Stored data section start

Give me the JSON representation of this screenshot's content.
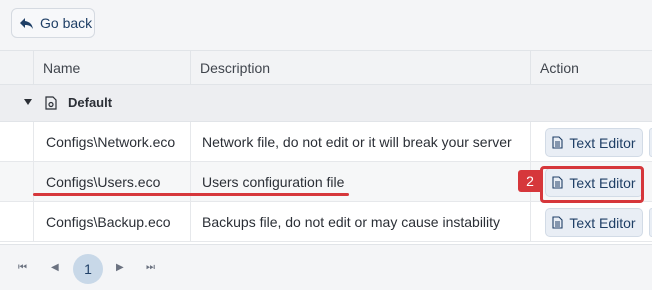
{
  "toolbar": {
    "back_label": "Go back"
  },
  "table": {
    "columns": [
      "Name",
      "Description",
      "Action"
    ],
    "group": {
      "label": "Default"
    },
    "rows": [
      {
        "name": "Configs\\Network.eco",
        "description": "Network file, do not edit or it will break your server",
        "action": "Text Editor"
      },
      {
        "name": "Configs\\Users.eco",
        "description": "Users configuration file",
        "action": "Text Editor"
      },
      {
        "name": "Configs\\Backup.eco",
        "description": "Backups file, do not edit or may cause instability",
        "action": "Text Editor"
      }
    ]
  },
  "annotation": {
    "step": "2",
    "color": "#d6373b"
  },
  "pager": {
    "first": "⏮",
    "prev": "◀",
    "current_page": "1",
    "next": "▶",
    "last": "⏭"
  },
  "colors": {
    "accent": "#1f3f66",
    "button_bg": "#e9eef5",
    "highlight": "#d6373b"
  }
}
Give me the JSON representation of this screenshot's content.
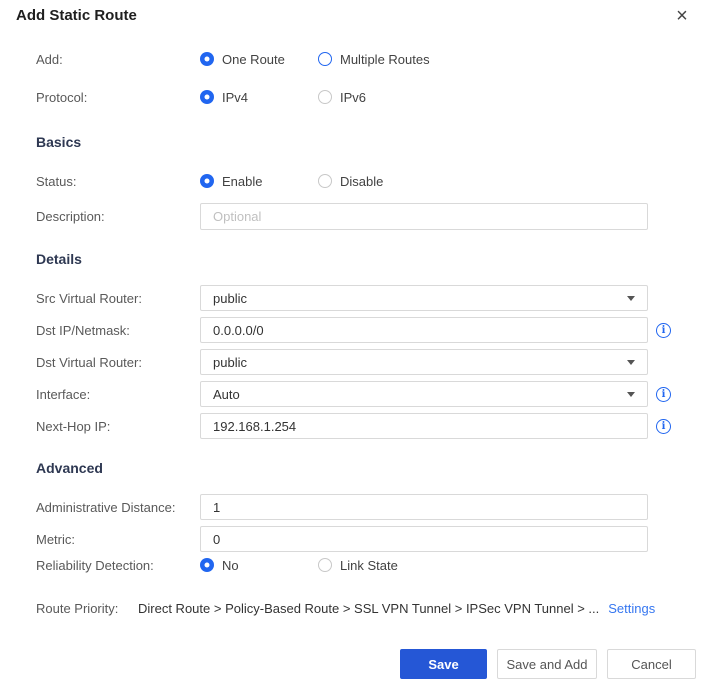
{
  "colors": {
    "accent": "#2166f0",
    "save_button": "#2557d6",
    "link": "#3677f0"
  },
  "icons": {
    "close": "×",
    "info": "i",
    "dropdown_caret": "▾"
  },
  "header": {
    "title": "Add Static Route"
  },
  "sections": {
    "basics": "Basics",
    "details": "Details",
    "advanced": "Advanced"
  },
  "rows": {
    "add": {
      "label": "Add:",
      "option1": "One Route",
      "option2": "Multiple Routes",
      "selected": "One Route"
    },
    "protocol": {
      "label": "Protocol:",
      "option1": "IPv4",
      "option2": "IPv6",
      "selected": "IPv4"
    },
    "status": {
      "label": "Status:",
      "option1": "Enable",
      "option2": "Disable",
      "selected": "Enable"
    },
    "description": {
      "label": "Description:",
      "placeholder": "Optional",
      "value": ""
    },
    "src_virtual_router": {
      "label": "Src Virtual Router:",
      "value": "public"
    },
    "dst_ip_netmask": {
      "label": "Dst IP/Netmask:",
      "value": "0.0.0.0/0"
    },
    "dst_virtual_router": {
      "label": "Dst Virtual Router:",
      "value": "public"
    },
    "interface": {
      "label": "Interface:",
      "value": "Auto"
    },
    "next_hop_ip": {
      "label": "Next-Hop IP:",
      "value": "192.168.1.254"
    },
    "administrative_distance": {
      "label": "Administrative Distance:",
      "value": "1"
    },
    "metric": {
      "label": "Metric:",
      "value": "0"
    },
    "reliability_detection": {
      "label": "Reliability Detection:",
      "option1": "No",
      "option2": "Link State",
      "selected": "No"
    },
    "route_priority": {
      "label": "Route Priority:",
      "value": "Direct Route > Policy-Based Route > SSL VPN Tunnel > IPSec VPN Tunnel > ...",
      "link": "Settings"
    }
  },
  "buttons": {
    "save": "Save",
    "save_and_add": "Save and Add",
    "cancel": "Cancel"
  }
}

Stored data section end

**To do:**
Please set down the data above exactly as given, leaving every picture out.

**Exercise output:**
Give me the JSON representation of this screenshot's content.
{
  "toolbar": {
    "back_label": "Go back"
  },
  "table": {
    "columns": [
      "Name",
      "Description",
      "Action"
    ],
    "group": {
      "label": "Default"
    },
    "rows": [
      {
        "name": "Configs\\Network.eco",
        "description": "Network file, do not edit or it will break your server",
        "action": "Text Editor"
      },
      {
        "name": "Configs\\Users.eco",
        "description": "Users configuration file",
        "action": "Text Editor"
      },
      {
        "name": "Configs\\Backup.eco",
        "description": "Backups file, do not edit or may cause instability",
        "action": "Text Editor"
      }
    ]
  },
  "annotation": {
    "step": "2",
    "color": "#d6373b"
  },
  "pager": {
    "first": "⏮",
    "prev": "◀",
    "current_page": "1",
    "next": "▶",
    "last": "⏭"
  },
  "colors": {
    "accent": "#1f3f66",
    "button_bg": "#e9eef5",
    "highlight": "#d6373b"
  }
}
Give me the JSON representation of this screenshot's content.
{
  "colors": {
    "accent": "#2166f0",
    "save_button": "#2557d6",
    "link": "#3677f0"
  },
  "icons": {
    "close": "×",
    "info": "i",
    "dropdown_caret": "▾"
  },
  "header": {
    "title": "Add Static Route"
  },
  "sections": {
    "basics": "Basics",
    "details": "Details",
    "advanced": "Advanced"
  },
  "rows": {
    "add": {
      "label": "Add:",
      "option1": "One Route",
      "option2": "Multiple Routes",
      "selected": "One Route"
    },
    "protocol": {
      "label": "Protocol:",
      "option1": "IPv4",
      "option2": "IPv6",
      "selected": "IPv4"
    },
    "status": {
      "label": "Status:",
      "option1": "Enable",
      "option2": "Disable",
      "selected": "Enable"
    },
    "description": {
      "label": "Description:",
      "placeholder": "Optional",
      "value": ""
    },
    "src_virtual_router": {
      "label": "Src Virtual Router:",
      "value": "public"
    },
    "dst_ip_netmask": {
      "label": "Dst IP/Netmask:",
      "value": "0.0.0.0/0"
    },
    "dst_virtual_router": {
      "label": "Dst Virtual Router:",
      "value": "public"
    },
    "interface": {
      "label": "Interface:",
      "value": "Auto"
    },
    "next_hop_ip": {
      "label": "Next-Hop IP:",
      "value": "192.168.1.254"
    },
    "administrative_distance": {
      "label": "Administrative Distance:",
      "value": "1"
    },
    "metric": {
      "label": "Metric:",
      "value": "0"
    },
    "reliability_detection": {
      "label": "Reliability Detection:",
      "option1": "No",
      "option2": "Link State",
      "selected": "No"
    },
    "route_priority": {
      "label": "Route Priority:",
      "value": "Direct Route > Policy-Based Route > SSL VPN Tunnel > IPSec VPN Tunnel > ...",
      "link": "Settings"
    }
  },
  "buttons": {
    "save": "Save",
    "save_and_add": "Save and Add",
    "cancel": "Cancel"
  }
}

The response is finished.